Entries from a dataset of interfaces

========================================================================

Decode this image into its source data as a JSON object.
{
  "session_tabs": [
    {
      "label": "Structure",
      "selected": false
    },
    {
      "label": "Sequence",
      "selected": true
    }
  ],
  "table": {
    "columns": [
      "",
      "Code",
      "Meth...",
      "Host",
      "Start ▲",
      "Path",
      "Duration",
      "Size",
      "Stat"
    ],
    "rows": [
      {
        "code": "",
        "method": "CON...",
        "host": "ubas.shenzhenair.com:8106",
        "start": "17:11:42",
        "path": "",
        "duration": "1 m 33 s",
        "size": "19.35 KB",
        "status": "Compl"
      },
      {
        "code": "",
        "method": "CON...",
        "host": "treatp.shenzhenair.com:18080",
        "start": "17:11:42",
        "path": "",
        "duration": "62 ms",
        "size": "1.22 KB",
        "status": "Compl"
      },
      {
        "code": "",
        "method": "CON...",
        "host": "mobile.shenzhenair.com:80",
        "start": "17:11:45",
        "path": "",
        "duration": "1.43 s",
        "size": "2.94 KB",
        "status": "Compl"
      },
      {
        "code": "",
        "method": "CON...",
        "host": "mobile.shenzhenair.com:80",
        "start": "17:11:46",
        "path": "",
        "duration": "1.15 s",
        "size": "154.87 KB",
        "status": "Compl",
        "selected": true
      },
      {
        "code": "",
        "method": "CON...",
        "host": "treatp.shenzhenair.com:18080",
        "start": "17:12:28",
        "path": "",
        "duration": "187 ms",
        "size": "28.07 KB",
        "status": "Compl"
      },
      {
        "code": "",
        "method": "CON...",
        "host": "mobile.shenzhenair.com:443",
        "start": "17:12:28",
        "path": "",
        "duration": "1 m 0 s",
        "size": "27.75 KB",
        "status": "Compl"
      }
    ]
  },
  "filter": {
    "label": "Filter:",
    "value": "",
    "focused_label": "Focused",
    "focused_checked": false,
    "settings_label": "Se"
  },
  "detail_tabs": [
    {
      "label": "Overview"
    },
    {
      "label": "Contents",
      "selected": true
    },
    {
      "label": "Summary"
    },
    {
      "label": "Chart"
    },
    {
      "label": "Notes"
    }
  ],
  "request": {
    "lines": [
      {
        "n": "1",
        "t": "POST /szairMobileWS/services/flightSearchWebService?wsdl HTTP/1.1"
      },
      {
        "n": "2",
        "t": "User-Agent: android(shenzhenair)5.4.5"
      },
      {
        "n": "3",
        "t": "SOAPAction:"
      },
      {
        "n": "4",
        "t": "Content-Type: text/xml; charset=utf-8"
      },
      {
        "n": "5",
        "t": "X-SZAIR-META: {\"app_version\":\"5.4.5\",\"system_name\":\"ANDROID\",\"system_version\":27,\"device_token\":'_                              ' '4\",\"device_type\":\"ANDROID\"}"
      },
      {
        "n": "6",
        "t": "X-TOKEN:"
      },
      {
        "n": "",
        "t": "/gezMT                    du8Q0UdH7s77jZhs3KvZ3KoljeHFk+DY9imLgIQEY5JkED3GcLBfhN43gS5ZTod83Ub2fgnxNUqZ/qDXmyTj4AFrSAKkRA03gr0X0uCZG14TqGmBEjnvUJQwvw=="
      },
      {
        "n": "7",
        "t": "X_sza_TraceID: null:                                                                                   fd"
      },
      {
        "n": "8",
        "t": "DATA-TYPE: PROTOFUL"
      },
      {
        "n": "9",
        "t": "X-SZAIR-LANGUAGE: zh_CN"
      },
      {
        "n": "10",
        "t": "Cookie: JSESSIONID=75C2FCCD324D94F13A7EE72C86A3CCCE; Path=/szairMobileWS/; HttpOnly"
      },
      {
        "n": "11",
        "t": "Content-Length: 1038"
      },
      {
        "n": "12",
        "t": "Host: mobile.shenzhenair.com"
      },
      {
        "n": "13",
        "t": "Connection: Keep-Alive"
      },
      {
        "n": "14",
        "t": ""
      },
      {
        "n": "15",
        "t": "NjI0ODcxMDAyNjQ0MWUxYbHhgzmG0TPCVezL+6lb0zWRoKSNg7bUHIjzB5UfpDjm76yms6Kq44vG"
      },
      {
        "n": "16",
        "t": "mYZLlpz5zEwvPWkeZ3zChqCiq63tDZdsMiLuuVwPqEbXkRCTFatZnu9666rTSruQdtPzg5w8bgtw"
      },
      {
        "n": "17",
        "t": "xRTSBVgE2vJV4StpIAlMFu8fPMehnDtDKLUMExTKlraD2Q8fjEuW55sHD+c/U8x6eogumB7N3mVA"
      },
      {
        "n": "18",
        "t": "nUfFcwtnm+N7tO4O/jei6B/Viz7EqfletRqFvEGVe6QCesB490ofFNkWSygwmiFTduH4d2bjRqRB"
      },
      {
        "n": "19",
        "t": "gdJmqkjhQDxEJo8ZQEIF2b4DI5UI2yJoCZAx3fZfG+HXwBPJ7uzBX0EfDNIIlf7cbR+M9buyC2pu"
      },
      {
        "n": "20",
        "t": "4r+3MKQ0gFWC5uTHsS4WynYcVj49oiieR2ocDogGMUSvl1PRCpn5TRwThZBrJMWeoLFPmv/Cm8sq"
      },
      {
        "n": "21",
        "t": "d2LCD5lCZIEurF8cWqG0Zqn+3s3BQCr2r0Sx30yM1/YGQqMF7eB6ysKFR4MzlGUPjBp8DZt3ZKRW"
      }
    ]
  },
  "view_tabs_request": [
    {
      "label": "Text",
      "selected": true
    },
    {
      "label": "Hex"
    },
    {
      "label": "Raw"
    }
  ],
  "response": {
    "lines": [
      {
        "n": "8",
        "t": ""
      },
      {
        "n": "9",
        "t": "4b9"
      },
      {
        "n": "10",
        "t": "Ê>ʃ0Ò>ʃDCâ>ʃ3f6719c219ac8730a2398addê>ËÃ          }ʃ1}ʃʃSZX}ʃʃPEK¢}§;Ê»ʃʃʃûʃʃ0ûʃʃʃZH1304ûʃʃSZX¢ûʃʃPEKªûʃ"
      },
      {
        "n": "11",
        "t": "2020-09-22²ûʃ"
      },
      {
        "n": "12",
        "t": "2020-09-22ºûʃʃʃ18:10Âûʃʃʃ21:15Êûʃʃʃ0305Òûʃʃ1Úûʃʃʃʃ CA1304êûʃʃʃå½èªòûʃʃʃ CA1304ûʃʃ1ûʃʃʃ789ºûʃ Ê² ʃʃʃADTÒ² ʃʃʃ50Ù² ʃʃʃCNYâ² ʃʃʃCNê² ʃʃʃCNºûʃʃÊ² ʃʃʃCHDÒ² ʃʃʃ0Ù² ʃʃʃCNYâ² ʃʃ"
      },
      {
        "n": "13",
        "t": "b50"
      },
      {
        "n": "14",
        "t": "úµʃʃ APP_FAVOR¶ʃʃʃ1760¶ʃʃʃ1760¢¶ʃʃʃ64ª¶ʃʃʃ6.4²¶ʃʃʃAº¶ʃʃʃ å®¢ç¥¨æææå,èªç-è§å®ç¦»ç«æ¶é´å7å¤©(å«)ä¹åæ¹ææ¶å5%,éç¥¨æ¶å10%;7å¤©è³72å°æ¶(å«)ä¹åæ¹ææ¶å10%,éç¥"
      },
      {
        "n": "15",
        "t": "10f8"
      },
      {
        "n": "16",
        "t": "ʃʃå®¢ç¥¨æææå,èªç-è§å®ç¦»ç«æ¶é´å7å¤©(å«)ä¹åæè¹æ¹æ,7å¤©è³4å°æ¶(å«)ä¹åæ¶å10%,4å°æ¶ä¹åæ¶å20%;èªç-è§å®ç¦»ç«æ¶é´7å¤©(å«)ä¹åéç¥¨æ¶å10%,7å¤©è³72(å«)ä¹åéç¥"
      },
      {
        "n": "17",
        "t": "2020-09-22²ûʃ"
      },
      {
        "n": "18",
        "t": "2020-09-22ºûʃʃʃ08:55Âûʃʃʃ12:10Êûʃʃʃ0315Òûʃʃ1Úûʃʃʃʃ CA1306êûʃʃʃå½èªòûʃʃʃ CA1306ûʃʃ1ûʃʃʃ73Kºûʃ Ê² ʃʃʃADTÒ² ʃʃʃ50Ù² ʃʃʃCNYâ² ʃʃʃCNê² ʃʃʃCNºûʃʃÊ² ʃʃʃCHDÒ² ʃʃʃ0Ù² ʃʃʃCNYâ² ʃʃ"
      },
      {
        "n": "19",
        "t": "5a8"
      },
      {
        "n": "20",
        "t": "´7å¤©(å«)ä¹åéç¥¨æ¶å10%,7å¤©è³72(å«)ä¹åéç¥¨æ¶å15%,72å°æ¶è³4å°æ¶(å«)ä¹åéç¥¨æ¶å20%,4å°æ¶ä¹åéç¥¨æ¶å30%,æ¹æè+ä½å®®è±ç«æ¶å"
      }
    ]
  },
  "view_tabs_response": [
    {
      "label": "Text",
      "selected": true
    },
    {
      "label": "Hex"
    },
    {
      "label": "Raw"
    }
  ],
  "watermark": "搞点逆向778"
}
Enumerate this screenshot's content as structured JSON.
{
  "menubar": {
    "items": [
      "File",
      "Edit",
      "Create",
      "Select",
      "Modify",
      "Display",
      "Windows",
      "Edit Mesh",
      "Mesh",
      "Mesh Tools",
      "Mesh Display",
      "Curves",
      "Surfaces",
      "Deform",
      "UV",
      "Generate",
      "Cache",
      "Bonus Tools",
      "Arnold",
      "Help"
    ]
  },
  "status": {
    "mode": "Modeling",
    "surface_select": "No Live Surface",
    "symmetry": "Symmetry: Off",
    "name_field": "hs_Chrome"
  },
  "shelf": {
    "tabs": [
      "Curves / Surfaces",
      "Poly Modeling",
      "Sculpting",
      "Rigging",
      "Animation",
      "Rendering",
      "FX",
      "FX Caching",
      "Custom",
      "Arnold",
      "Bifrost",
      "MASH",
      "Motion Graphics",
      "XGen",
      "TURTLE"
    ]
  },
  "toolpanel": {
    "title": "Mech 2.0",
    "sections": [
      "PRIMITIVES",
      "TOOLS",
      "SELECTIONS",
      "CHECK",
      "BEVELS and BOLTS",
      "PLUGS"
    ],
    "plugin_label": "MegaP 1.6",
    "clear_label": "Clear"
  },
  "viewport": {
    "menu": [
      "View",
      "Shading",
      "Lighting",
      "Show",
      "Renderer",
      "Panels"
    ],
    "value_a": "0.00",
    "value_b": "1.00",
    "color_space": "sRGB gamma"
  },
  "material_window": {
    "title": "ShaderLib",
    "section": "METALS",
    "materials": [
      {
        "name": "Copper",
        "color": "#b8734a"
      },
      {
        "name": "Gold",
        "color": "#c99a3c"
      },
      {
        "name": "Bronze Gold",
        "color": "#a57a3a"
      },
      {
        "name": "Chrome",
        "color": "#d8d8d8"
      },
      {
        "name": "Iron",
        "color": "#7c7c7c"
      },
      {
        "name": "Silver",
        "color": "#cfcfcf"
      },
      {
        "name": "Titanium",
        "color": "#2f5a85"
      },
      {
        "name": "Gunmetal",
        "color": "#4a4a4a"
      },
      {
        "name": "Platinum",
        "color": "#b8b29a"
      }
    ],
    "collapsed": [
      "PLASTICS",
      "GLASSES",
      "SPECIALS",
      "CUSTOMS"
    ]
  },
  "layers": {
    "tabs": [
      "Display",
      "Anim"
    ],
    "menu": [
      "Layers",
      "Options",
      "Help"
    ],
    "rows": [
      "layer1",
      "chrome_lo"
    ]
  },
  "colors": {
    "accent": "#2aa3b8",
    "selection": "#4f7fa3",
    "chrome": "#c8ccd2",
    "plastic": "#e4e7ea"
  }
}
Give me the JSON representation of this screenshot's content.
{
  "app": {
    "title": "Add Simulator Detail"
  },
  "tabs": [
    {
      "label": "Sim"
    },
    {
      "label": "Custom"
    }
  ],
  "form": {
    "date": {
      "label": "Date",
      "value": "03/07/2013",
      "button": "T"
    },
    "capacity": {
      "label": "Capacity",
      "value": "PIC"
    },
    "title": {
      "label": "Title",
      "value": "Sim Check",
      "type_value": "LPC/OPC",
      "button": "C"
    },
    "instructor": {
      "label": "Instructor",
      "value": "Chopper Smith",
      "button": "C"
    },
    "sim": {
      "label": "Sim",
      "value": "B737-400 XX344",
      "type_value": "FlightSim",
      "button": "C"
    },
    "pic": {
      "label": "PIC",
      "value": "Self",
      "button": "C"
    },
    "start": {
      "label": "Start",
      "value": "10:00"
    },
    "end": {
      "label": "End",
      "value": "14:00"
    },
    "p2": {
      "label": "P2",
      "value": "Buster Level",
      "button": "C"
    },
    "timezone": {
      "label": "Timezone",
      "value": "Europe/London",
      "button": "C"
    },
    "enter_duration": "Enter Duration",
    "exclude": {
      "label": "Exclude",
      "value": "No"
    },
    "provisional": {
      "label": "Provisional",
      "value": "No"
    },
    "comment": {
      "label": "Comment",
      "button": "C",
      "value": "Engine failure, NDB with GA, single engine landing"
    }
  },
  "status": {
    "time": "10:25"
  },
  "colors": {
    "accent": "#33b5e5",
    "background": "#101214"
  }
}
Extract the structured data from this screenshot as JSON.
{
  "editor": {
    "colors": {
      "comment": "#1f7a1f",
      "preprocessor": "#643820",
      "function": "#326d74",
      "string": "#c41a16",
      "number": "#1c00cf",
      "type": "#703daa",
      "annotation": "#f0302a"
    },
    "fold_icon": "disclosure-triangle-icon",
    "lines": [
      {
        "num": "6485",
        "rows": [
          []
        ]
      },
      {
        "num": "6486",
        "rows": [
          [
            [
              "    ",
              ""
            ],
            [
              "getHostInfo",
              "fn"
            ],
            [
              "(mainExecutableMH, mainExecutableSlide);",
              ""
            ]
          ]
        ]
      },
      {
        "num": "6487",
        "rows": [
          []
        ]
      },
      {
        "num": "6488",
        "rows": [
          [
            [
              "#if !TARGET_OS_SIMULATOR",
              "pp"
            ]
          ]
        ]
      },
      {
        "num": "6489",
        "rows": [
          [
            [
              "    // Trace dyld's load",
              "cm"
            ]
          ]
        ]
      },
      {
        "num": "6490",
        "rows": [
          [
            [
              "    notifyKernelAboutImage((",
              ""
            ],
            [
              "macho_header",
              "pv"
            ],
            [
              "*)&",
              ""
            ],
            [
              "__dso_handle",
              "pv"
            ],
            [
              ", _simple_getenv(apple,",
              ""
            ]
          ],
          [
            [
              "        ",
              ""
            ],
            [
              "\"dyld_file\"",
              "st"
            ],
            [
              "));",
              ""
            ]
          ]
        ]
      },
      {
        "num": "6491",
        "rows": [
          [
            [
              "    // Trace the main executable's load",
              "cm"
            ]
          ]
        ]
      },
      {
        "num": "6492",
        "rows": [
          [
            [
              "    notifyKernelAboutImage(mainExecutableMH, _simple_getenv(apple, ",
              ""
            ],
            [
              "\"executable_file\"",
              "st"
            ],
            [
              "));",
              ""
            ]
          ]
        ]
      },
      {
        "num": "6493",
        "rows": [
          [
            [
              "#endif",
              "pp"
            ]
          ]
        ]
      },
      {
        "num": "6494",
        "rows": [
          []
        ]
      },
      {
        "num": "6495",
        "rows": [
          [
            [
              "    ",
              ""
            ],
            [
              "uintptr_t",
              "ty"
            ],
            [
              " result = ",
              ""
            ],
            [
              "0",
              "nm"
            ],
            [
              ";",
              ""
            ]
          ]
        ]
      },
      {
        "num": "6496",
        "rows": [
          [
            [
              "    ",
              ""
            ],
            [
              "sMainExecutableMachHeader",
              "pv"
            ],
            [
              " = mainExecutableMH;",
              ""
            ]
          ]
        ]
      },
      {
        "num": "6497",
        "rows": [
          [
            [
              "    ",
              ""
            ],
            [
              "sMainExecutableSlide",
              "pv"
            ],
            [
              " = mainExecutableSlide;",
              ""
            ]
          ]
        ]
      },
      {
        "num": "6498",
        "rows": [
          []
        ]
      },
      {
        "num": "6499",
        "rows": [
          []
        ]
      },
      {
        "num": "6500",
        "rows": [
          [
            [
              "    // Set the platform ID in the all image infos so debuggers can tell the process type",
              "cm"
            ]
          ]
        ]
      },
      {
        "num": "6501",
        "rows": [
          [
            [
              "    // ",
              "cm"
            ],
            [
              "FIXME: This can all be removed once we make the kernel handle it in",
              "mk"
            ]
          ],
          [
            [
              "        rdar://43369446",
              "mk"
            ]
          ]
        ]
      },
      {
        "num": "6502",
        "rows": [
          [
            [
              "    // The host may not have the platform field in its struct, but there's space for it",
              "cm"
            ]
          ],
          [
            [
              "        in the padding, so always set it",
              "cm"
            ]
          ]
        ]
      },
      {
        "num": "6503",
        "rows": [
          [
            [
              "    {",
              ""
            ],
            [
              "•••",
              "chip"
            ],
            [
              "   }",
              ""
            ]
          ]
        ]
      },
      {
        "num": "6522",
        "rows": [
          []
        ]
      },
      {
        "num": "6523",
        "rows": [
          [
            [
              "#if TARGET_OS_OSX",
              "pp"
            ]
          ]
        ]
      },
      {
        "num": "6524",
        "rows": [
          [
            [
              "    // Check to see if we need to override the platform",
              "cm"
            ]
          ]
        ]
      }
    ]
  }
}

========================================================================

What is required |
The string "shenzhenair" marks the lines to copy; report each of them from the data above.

Answer box |
        "host": "ubas.shenzhenair.com:8106",
        "host": "treatp.shenzhenair.com:18080",
        "host": "mobile.shenzhenair.com:80",
        "host": "mobile.shenzhenair.com:80",
        "host": "treatp.shenzhenair.com:18080",
        "host": "mobile.shenzhenair.com:443",
        "t": "User-Agent: android(shenzhenair)5.4.5"
        "t": "Host: mobile.shenzhenair.com"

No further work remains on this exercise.